The 10 second lifting, 10 second lowering repetition speed (slow resistance training), originally invented and patented by Dr. Vincent "Ben" Bocchicchio, was suggested to Ken Hutchins by Dr. Bocchicchio. Hutchins further developed the protocol during Nautilus-funded osteoporosis research at the University of Florida in the early 80s. An identical method to the current Super Slow protocol was used in the 1940s by body builders as a plateau breaker under the name MC/MM or muscle contraction with measured movement. The repetition tempo used in MC/MM was 10/10. Therefore, Hutchins did not actually invent this type of training.

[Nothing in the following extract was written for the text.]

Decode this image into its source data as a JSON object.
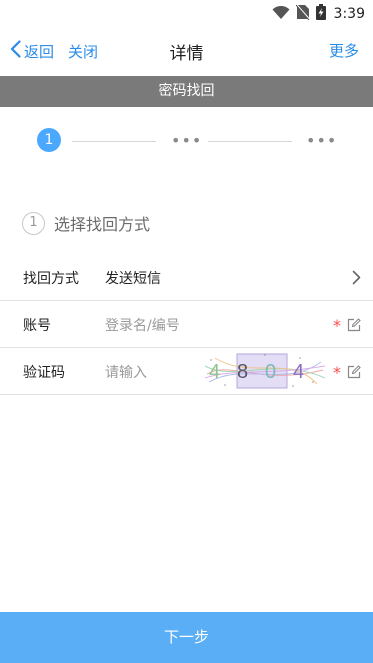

The method incorporates very slow repetition speeds as compared to traditional resistance training methods, with emphasis on minimizing acceleration to reduce the force the body is exposed to during exercise and improve muscular loading. Super Slow workouts typically consist of one set of each exercise carried out to complete muscle fatigue. Ken Hutchins recommends performing each set for between 100 and 180 seconds. A frequency of twice weekly is recommended for most trainees, with even less frequency for more advanced trainees. Some research indicates that Super Slow produces superior results compared to traditional methods in as little as 10 weeks[1]

Slow repetitions may be beneficial to trainees working around injuries or conditions requiring extra caution, and may be useful for practicing proper form when learning new exercises. Many personal trainers who have abandoned Super Slow for general use, still use it as a method for teaching new exercises or evaluating clients' exercise form.

Similar methods include Fred Hahn's Slow Burn system and Adam Zickerman's Power of 10 method. Zickerman's Power of Ten is identical to Super Slow in rep speed and philosophy. Hahn's Slow Burn method does not subscribe to the strict 10/10 rep tempo, and uses a heavier weight load than Super Slow. In Slow Burn training, the weight load chosen renders muscle fatigue in 40–90 seconds. Hahn also recommends two sessions per week for the vast majority of trainees. The word burn in Slow Burn is used to describe efficient fat burning via the use of a low carbohydrate eating regimen not the feeling of burning muscles while doing the exercises.

See also[edit]

References[edit]

  1. ^ Westcott, WL et al. Effects of regular and slow speed resistance training on muscle strength. Journal of Sports Medicine and Physical Fitness. 41: 154-158,2001.

Additional reading[edit]

  • Power of Ten: The Once - a - Week Slow Motion Fitness Revolution by Adam Zickerman, HarperCollins
  • The Slow Burn Fitness Revolution: The Slow Motion Exercise That Will Change Your Body in 30 Minutes a Week by Fredrick Hahn